## What needs to be done
Among the records below, determine how many lines have the word "title" in them; output only the number.

===== Supplied data =====

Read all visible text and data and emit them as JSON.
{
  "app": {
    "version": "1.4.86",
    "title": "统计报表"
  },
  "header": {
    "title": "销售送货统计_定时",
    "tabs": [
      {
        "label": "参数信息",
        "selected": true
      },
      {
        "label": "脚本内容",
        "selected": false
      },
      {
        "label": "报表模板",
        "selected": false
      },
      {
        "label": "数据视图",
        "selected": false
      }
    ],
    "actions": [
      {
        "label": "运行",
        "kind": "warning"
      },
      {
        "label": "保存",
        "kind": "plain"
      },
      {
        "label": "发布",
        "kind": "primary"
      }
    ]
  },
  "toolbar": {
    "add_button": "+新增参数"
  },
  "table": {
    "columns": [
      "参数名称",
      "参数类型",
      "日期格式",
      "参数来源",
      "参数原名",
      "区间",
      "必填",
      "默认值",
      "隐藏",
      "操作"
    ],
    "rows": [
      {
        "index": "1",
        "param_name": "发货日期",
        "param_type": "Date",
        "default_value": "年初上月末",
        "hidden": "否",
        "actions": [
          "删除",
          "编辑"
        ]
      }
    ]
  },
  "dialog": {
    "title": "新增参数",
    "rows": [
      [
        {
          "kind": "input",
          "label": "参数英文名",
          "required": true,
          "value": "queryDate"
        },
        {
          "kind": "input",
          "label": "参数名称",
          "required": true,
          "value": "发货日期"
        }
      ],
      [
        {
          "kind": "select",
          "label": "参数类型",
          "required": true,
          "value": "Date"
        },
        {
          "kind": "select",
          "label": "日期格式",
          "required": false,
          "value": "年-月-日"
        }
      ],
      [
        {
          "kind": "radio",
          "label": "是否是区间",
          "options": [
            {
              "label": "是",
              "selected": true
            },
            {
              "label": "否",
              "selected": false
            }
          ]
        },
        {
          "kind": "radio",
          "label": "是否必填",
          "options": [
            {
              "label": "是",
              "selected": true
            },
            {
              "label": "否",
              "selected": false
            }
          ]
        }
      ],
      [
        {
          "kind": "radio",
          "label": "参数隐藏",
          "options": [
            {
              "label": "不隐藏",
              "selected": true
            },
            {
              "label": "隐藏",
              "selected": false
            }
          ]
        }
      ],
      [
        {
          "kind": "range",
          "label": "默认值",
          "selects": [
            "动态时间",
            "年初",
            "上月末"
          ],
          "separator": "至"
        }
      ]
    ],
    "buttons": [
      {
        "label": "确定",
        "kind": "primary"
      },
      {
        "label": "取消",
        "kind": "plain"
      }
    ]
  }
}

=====

## Expected output
3